It’s not an easy time to be a boy, and some would say it’s not an easy time being an educator of boys. With questions regularly asked about the relative merits of single-sex versus co-education, and a culture challenging the traditional binary view of biological sex and gender, it can be easy to lose confidence in the particular work of educating boys. Committed as we are to the substantial research-based and observed benefits of single-sex schooling, at Scots we seek to constantly challenge ourselves to collaborate with others in refining — even reinventing — boys’ education.
Last Wednesday, staff from across the College had the opportunity to join educators from boys’ schools around the world for the 2021 International Boys’ Schools Coalition (IBSC) Annual Conference. Bringing together over 280 boys’ schools from 19 countries, the IBSC provides a diverse and active network for sharing and shaping best practice in boys’ education. Scots has for several years been a key member of the IBSC, hosting conferences, shaping major research projects, and partaking in professional learning activities. Dr Lambert currently serves as Vice-Chair of the IBSC, leading the Australasia region, and chairs the Research Committee, of which Dr Caitlin Munday and I are also members.
This year’s Annual Conference was held virtually due to the COVID-19 pandemic, and the Australasia region was invited to host the first of four successive online sessions. I had the privilege of hosting a panel conversation on ‘Boys and Relationships’ featuring Dr Rob Loe (CEO, Relationships Foundation), Professor Nancy Hill (developmental psychologist, Harvard University) and Maree Crabbe (co-founder and Director of the Australian violence prevention project, It's time we talked). In a wide-ranging and fascinating discussion, we explored key questions such as:
- What exactly are relationships and why are they so important?
- What are the key research-based ingredients for flourishing relationships?
- But how do young people learn what it means to relate well together?
- Is there anything particular about that learning journey for boys?
- How is pornography and a sexualised culture distorting how boys learn about healthy relationships?
- What sort of messages should we be taking to our parents about helping their sons grow into great relational men?
Scots staff also contributed four presentations to the conference, including:
- The Applied Entrepreneurship Program: Boys' New Pathways to the Future of Work (David Todd, Andrew Potter, Dr Ian Lambert)
- The Real Impact of Experiential Education: Practical Insights from Major Research in Boys' Education (Dr Hugh Chilton with Dr Mathew Pfeiffer, MMG Education)

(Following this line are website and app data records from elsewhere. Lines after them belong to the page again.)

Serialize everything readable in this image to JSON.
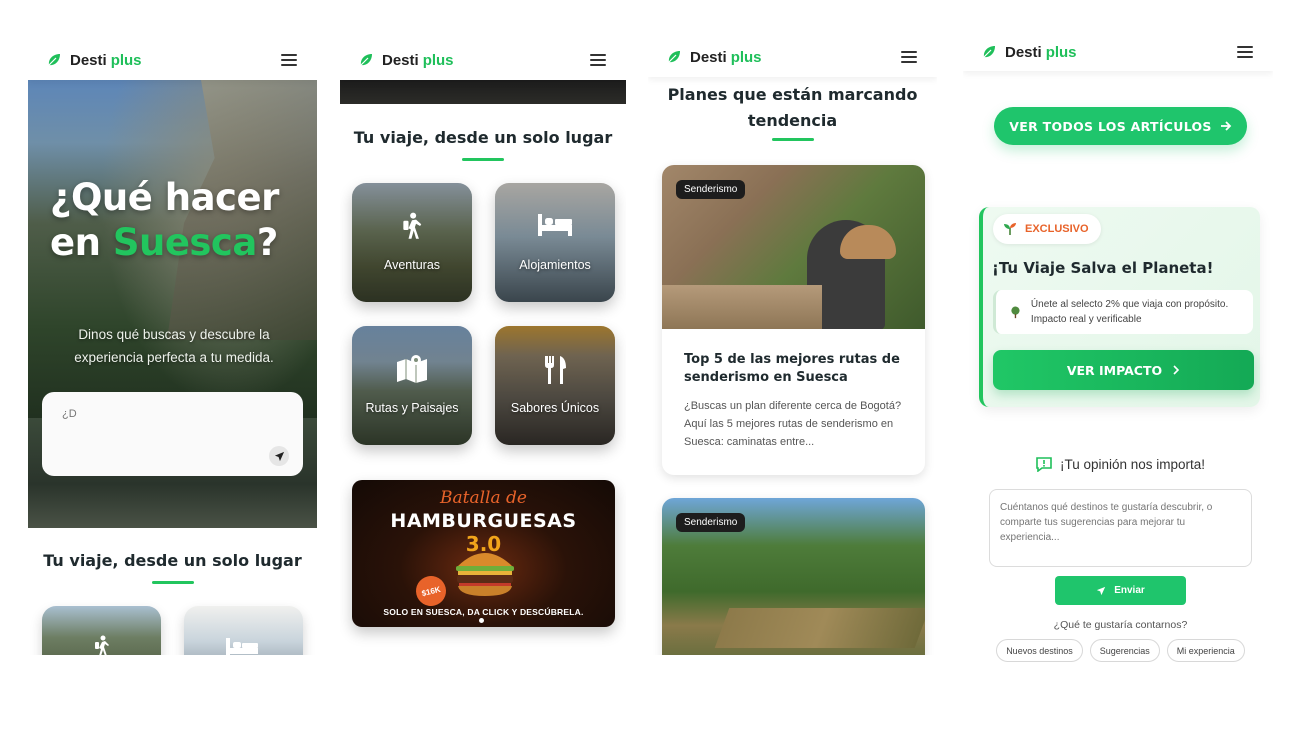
{
  "brand": {
    "name": "Desti",
    "name_accent": "plus",
    "accent_color": "#1fbf5a",
    "logo_icon": "leaf-icon"
  },
  "screen1": {
    "hero_title_line1": "¿Qué hacer",
    "hero_title_en": "en",
    "hero_title_place": "Suesca",
    "hero_title_end": "?",
    "hero_subtitle": "Dinos qué buscas y descubre la experiencia perfecta a tu medida.",
    "search_placeholder": "¿D",
    "section_title": "Tu viaje, desde un solo lugar"
  },
  "screen2": {
    "section_title": "Tu viaje, desde un solo lugar",
    "tiles": [
      {
        "label": "Aventuras",
        "icon": "hiking-icon"
      },
      {
        "label": "Alojamientos",
        "icon": "bed-icon"
      },
      {
        "label": "Rutas y Paisajes",
        "icon": "map-icon"
      },
      {
        "label": "Sabores Únicos",
        "icon": "utensils-icon"
      }
    ],
    "banner": {
      "script_text": "Batalla de",
      "title": "HAMBURGUESAS",
      "edition": "3.0",
      "price": "$16K",
      "cta": "SOLO EN SUESCA, DA CLICK Y DESCÚBRELA."
    }
  },
  "screen3": {
    "title": "Planes que están marcando tendencia",
    "articles": [
      {
        "tag": "Senderismo",
        "title": "Top 5 de las mejores rutas de senderismo en Suesca",
        "excerpt": "¿Buscas un plan diferente cerca de Bogotá? Aquí las 5 mejores rutas de senderismo en Suesca: caminatas entre..."
      },
      {
        "tag": "Senderismo"
      }
    ]
  },
  "screen4": {
    "view_all_label": "VER TODOS LOS ARTÍCULOS",
    "promo": {
      "badge": "EXCLUSIVO",
      "title": "¡Tu Viaje Salva el Planeta!",
      "note": "Únete al selecto 2% que viaja con propósito. Impacto real y verificable",
      "cta": "VER IMPACTO"
    },
    "feedback": {
      "heading": "¡Tu opinión nos importa!",
      "placeholder": "Cuéntanos qué destinos te gustaría descubrir, o comparte tus sugerencias para mejorar tu experiencia...",
      "send_label": "Enviar",
      "question": "¿Qué te gustaría contarnos?",
      "chips": [
        "Nuevos destinos",
        "Sugerencias",
        "Mi experiencia"
      ]
    }
  },
  "colors": {
    "green": "#22c55e",
    "button_green": "#1fc56c",
    "orange": "#e8632a",
    "text_dark": "#1f2a2e"
  }
}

- Future-Ready Boys' Schools: IBSC Research and Innovation (Dr Ian Lambert, Dr Caitlin Munday, Dr Hugh Chilton, with the IBSC Research Committee)

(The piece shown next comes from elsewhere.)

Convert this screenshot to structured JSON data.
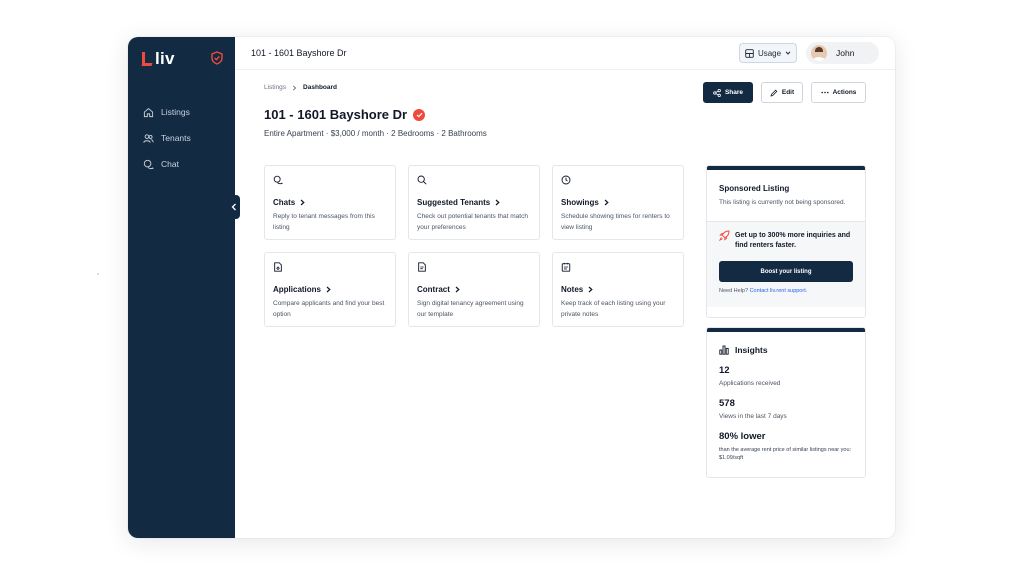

- Becoming a Strong 21st Century School of Character (Dr Ian Lambert, with CIRCLE Education)
Beyond the Annual Conference, we were delighted to play our part in the release of a major report with University College London on boys and technology. In December 2020, the IBSC Research Committee contracted with Professor of Learner Centred Design Rose Luckin, of UCL Knowledge Lab in London, to explore Building Learning Relationships Through the Use of Technology. The goal is to design a program of future research that aims to explore how new and emerging technologies are impacting pedagogy, relationships (especially pupil-teacher, but also pupil-pupil), and the areas of overlap between these two.
This report covers the following themes:
- Presence and how to create presence in virtual learning environments;
- Connections and what it means to know in relationships;
- Belonging and bringing together in community and classroom cultures;
- Identity and how identity impacts agency and efficacy in learning—and in relationships; and
- Learning environments, including home.
We look forward to helping shape the next phase of this significant global research.
For more about the International Boys’ Schools Coalition, please click here.
Dr Hugh Chilton
Director of Research and Professional Learning